> **Material for the task**
⁂

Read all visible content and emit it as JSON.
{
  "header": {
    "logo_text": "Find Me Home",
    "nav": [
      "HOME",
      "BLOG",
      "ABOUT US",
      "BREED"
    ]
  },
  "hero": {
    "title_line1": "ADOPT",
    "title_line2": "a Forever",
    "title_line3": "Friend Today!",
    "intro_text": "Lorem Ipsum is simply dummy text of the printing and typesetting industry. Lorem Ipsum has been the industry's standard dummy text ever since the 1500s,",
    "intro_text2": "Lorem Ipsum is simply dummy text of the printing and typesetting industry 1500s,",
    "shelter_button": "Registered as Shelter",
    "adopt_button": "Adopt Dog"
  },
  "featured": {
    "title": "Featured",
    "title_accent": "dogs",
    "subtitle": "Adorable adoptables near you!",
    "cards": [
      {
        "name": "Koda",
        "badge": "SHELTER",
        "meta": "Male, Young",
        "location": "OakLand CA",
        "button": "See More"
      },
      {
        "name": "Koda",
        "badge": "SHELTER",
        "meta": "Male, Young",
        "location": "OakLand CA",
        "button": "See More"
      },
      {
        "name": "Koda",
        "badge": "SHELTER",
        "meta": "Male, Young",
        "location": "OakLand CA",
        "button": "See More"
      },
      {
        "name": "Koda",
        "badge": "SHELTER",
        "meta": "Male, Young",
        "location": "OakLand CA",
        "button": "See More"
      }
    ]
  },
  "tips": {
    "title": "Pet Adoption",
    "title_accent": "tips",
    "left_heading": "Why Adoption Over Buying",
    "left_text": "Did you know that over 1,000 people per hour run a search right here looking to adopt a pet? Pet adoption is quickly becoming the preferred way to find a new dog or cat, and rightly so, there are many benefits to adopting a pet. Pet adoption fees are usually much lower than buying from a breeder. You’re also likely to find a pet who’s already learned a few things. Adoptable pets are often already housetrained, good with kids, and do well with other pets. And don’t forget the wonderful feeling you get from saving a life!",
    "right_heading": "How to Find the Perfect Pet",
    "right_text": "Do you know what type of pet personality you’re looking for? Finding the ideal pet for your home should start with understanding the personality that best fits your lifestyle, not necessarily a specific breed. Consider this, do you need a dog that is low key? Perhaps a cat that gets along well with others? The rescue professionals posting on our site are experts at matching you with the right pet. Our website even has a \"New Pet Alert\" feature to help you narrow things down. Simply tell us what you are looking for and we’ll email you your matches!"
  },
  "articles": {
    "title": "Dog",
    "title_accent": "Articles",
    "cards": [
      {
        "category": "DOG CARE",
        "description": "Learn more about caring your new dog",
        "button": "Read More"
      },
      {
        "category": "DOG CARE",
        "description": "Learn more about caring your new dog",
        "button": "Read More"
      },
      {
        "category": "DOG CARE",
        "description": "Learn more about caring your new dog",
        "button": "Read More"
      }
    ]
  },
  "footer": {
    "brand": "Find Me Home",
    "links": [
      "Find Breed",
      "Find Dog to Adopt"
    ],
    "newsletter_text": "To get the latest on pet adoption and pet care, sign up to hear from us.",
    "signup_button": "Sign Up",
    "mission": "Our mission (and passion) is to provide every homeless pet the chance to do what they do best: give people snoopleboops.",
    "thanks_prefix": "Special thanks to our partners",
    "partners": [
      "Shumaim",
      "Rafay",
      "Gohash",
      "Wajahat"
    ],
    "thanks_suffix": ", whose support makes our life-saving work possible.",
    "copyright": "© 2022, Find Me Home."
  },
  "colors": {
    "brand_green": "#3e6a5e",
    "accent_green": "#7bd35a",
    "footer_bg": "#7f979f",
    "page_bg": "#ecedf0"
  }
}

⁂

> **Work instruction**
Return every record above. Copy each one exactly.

> **Exercise answer**
Read all visible content and emit it as JSON.
{
  "header": {
    "logo_text": "Find Me Home",
    "nav": [
      "HOME",
      "BLOG",
      "ABOUT US",
      "BREED"
    ]
  },
  "hero": {
    "title_line1": "ADOPT",
    "title_line2": "a Forever",
    "title_line3": "Friend Today!",
    "intro_text": "Lorem Ipsum is simply dummy text of the printing and typesetting industry. Lorem Ipsum has been the industry's standard dummy text ever since the 1500s,",
    "intro_text2": "Lorem Ipsum is simply dummy text of the printing and typesetting industry 1500s,",
    "shelter_button": "Registered as Shelter",
    "adopt_button": "Adopt Dog"
  },
  "featured": {
    "title": "Featured",
    "title_accent": "dogs",
    "subtitle": "Adorable adoptables near you!",
    "cards": [
      {
        "name": "Koda",
        "badge": "SHELTER",
        "meta": "Male, Young",
        "location": "OakLand CA",
        "button": "See More"
      },
      {
        "name": "Koda",
        "badge": "SHELTER",
        "meta": "Male, Young",
        "location": "OakLand CA",
        "button": "See More"
      },
      {
        "name": "Koda",
        "badge": "SHELTER",
        "meta": "Male, Young",
        "location": "OakLand CA",
        "button": "See More"
      },
      {
        "name": "Koda",
        "badge": "SHELTER",
        "meta": "Male, Young",
        "location": "OakLand CA",
        "button": "See More"
      }
    ]
  },
  "tips": {
    "title": "Pet Adoption",
    "title_accent": "tips",
    "left_heading": "Why Adoption Over Buying",
    "left_text": "Did you know that over 1,000 people per hour run a search right here looking to adopt a pet? Pet adoption is quickly becoming the preferred way to find a new dog or cat, and rightly so, there are many benefits to adopting a pet. Pet adoption fees are usually much lower than buying from a breeder. You’re also likely to find a pet who’s already learned a few things. Adoptable pets are often already housetrained, good with kids, and do well with other pets. And don’t forget the wonderful feeling you get from saving a life!",
    "right_heading": "How to Find the Perfect Pet",
    "right_text": "Do you know what type of pet personality you’re looking for? Finding the ideal pet for your home should start with understanding the personality that best fits your lifestyle, not necessarily a specific breed. Consider this, do you need a dog that is low key? Perhaps a cat that gets along well with others? The rescue professionals posting on our site are experts at matching you with the right pet. Our website even has a \"New Pet Alert\" feature to help you narrow things down. Simply tell us what you are looking for and we’ll email you your matches!"
  },
  "articles": {
    "title": "Dog",
    "title_accent": "Articles",
    "cards": [
      {
        "category": "DOG CARE",
        "description": "Learn more about caring your new dog",
        "button": "Read More"
      },
      {
        "category": "DOG CARE",
        "description": "Learn more about caring your new dog",
        "button": "Read More"
      },
      {
        "category": "DOG CARE",
        "description": "Learn more about caring your new dog",
        "button": "Read More"
      }
    ]
  },
  "footer": {
    "brand": "Find Me Home",
    "links": [
      "Find Breed",
      "Find Dog to Adopt"
    ],
    "newsletter_text": "To get the latest on pet adoption and pet care, sign up to hear from us.",
    "signup_button": "Sign Up",
    "mission": "Our mission (and passion) is to provide every homeless pet the chance to do what they do best: give people snoopleboops.",
    "thanks_prefix": "Special thanks to our partners",
    "partners": [
      "Shumaim",
      "Rafay",
      "Gohash",
      "Wajahat"
    ],
    "thanks_suffix": ", whose support makes our life-saving work possible.",
    "copyright": "© 2022, Find Me Home."
  },
  "colors": {
    "brand_green": "#3e6a5e",
    "accent_green": "#7bd35a",
    "footer_bg": "#7f979f",
    "page_bg": "#ecedf0"
  }
}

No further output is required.